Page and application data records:
↓

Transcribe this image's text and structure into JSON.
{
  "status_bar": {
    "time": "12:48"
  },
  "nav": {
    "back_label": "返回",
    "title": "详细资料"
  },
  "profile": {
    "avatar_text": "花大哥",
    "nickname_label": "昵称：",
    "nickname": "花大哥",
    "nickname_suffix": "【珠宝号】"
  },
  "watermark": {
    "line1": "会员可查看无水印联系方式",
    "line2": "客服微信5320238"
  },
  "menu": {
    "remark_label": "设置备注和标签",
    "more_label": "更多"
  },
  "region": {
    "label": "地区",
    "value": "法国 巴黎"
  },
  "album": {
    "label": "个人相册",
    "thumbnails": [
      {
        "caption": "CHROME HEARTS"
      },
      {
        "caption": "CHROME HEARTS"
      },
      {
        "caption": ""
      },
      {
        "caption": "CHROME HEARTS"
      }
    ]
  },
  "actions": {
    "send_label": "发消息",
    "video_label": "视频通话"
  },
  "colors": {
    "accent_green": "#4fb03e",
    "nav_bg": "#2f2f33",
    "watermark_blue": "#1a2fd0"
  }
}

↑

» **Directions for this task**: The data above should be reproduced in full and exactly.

» **Answer to this exercise**:
Transcribe this image's text and structure into JSON.
{
  "status_bar": {
    "time": "12:48"
  },
  "nav": {
    "back_label": "返回",
    "title": "详细资料"
  },
  "profile": {
    "avatar_text": "花大哥",
    "nickname_label": "昵称：",
    "nickname": "花大哥",
    "nickname_suffix": "【珠宝号】"
  },
  "watermark": {
    "line1": "会员可查看无水印联系方式",
    "line2": "客服微信5320238"
  },
  "menu": {
    "remark_label": "设置备注和标签",
    "more_label": "更多"
  },
  "region": {
    "label": "地区",
    "value": "法国 巴黎"
  },
  "album": {
    "label": "个人相册",
    "thumbnails": [
      {
        "caption": "CHROME HEARTS"
      },
      {
        "caption": "CHROME HEARTS"
      },
      {
        "caption": ""
      },
      {
        "caption": "CHROME HEARTS"
      }
    ]
  },
  "actions": {
    "send_label": "发消息",
    "video_label": "视频通话"
  },
  "colors": {
    "accent_green": "#4fb03e",
    "nav_bg": "#2f2f33",
    "watermark_blue": "#1a2fd0"
  }
}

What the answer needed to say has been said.